DIRECTIONS => Within the data below, count the lines that include "icon" and give only the count.

EXERCISE MATERIALS =>
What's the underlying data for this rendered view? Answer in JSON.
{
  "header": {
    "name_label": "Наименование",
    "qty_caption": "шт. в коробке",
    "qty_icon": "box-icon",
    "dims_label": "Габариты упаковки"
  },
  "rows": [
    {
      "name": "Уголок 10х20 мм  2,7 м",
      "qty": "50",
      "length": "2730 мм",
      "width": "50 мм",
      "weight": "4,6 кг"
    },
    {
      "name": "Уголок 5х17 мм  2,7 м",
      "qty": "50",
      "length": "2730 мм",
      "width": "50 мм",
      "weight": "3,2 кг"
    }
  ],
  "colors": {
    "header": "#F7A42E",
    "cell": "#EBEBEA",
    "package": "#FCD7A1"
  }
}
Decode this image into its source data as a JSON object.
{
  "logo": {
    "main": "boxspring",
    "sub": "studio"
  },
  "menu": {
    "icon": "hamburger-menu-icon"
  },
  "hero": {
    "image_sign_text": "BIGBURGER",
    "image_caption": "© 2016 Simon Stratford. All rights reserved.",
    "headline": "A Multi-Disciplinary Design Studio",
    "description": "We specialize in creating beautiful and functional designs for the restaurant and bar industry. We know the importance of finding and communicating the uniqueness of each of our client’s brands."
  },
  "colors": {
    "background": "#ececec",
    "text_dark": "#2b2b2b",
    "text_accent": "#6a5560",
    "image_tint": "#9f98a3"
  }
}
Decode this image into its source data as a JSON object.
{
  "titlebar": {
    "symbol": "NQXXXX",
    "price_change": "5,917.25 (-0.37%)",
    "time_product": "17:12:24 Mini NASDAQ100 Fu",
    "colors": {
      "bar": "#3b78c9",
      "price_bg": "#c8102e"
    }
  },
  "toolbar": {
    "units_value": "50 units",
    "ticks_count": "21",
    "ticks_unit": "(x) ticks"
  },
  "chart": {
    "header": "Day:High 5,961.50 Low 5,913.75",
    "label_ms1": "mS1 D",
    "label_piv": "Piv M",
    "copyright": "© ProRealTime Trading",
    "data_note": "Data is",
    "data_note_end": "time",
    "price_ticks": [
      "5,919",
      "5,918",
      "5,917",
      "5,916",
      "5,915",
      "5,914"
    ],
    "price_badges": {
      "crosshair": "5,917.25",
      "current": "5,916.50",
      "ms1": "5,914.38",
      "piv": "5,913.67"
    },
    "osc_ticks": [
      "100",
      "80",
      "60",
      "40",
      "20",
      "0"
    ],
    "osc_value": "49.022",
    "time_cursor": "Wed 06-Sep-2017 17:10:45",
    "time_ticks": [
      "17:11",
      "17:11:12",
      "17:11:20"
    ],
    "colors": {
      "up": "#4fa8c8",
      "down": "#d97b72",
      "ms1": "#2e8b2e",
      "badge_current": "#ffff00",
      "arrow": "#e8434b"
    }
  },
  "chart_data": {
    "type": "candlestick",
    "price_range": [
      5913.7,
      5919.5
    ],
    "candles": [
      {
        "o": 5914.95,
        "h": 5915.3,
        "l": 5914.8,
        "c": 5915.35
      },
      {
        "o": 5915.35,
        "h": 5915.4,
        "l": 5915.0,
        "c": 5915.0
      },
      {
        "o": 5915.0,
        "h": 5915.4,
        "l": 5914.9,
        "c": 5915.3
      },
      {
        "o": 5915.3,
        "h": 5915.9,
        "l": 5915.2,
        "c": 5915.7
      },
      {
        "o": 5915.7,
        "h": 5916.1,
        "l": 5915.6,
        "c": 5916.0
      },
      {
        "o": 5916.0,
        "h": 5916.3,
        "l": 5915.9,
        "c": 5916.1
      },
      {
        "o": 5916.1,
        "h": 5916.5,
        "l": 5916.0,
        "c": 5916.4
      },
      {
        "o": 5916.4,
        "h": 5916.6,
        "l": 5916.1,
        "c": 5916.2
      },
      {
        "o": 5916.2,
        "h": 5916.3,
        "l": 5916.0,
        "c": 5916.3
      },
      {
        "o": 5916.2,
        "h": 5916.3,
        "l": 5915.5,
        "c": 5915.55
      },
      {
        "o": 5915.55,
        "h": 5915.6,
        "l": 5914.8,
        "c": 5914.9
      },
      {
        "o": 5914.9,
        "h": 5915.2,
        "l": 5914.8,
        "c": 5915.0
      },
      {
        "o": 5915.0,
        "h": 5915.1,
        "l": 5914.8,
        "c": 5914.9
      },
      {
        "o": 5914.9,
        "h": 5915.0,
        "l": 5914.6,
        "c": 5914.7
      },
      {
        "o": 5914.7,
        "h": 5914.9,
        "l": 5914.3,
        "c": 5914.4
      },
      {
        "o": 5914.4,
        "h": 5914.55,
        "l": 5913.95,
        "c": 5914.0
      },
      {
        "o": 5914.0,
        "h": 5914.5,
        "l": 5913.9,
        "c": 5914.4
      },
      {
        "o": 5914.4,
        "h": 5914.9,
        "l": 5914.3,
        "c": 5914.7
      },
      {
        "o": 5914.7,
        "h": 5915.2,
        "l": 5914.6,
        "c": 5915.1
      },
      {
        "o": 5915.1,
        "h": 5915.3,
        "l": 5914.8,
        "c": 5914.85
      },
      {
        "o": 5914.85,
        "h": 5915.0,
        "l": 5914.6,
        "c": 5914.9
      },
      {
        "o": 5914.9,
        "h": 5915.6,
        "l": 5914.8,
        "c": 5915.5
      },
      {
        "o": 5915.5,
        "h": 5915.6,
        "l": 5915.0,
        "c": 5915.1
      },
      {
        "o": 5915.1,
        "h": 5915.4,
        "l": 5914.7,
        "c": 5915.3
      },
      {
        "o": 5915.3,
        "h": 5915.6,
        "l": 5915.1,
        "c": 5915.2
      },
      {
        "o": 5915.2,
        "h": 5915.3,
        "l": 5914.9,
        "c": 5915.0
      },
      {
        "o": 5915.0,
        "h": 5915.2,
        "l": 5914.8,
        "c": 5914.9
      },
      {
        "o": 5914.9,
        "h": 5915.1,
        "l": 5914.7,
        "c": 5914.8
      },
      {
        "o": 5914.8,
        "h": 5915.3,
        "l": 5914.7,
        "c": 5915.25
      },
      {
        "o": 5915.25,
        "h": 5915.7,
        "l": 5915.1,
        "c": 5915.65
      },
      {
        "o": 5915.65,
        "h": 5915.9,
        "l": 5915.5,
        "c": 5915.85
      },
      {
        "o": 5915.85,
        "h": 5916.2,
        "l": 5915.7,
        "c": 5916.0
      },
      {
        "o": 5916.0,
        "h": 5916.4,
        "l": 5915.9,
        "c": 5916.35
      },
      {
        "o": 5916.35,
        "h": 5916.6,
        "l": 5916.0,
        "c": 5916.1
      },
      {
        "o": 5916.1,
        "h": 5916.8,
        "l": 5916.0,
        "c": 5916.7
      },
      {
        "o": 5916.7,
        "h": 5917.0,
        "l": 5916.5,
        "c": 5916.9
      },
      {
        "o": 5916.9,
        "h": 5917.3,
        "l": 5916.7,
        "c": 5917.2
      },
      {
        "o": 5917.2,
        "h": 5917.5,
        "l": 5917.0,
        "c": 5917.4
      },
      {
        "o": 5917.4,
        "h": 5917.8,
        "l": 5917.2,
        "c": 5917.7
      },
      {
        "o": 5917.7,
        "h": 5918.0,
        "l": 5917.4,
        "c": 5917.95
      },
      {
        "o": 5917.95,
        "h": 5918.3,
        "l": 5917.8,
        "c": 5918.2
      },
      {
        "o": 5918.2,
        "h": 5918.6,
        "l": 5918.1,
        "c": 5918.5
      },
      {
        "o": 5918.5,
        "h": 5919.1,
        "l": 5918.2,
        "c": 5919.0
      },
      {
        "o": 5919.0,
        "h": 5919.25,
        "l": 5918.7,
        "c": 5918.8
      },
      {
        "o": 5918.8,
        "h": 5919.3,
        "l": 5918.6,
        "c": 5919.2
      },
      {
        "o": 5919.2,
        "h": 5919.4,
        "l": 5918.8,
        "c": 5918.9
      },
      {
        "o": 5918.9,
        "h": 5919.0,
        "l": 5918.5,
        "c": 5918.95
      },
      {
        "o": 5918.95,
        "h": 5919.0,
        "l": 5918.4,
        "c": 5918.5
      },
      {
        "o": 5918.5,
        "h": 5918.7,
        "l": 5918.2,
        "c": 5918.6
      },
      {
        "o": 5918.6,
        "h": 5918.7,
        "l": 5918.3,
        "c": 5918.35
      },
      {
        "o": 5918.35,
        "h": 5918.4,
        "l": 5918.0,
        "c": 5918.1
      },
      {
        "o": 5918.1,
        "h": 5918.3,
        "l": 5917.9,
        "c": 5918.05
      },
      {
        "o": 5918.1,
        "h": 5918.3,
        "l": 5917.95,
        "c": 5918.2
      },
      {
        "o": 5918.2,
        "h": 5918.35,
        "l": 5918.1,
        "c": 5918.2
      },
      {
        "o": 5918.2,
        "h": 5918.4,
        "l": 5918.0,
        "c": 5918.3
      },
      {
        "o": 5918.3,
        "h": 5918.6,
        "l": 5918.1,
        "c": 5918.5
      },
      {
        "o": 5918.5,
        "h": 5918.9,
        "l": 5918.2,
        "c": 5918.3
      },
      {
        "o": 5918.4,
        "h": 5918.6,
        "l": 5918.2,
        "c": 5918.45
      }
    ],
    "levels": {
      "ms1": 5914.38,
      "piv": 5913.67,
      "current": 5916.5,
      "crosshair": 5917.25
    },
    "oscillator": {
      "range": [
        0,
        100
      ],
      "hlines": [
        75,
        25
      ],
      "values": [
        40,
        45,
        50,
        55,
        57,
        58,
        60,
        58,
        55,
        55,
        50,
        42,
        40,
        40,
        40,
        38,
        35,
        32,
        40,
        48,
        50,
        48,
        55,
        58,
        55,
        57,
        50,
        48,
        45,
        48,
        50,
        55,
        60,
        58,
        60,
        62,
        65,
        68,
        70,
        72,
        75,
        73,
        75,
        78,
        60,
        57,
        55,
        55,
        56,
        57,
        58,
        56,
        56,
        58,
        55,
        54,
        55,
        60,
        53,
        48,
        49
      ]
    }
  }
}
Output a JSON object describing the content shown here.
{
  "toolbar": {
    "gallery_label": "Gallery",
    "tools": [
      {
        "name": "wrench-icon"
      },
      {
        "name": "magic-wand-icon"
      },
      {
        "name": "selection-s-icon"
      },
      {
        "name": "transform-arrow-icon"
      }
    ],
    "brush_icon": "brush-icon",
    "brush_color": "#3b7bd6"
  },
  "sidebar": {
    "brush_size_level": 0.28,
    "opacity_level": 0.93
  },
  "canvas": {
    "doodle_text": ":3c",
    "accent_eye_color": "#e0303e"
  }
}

FINISHED TASK => 7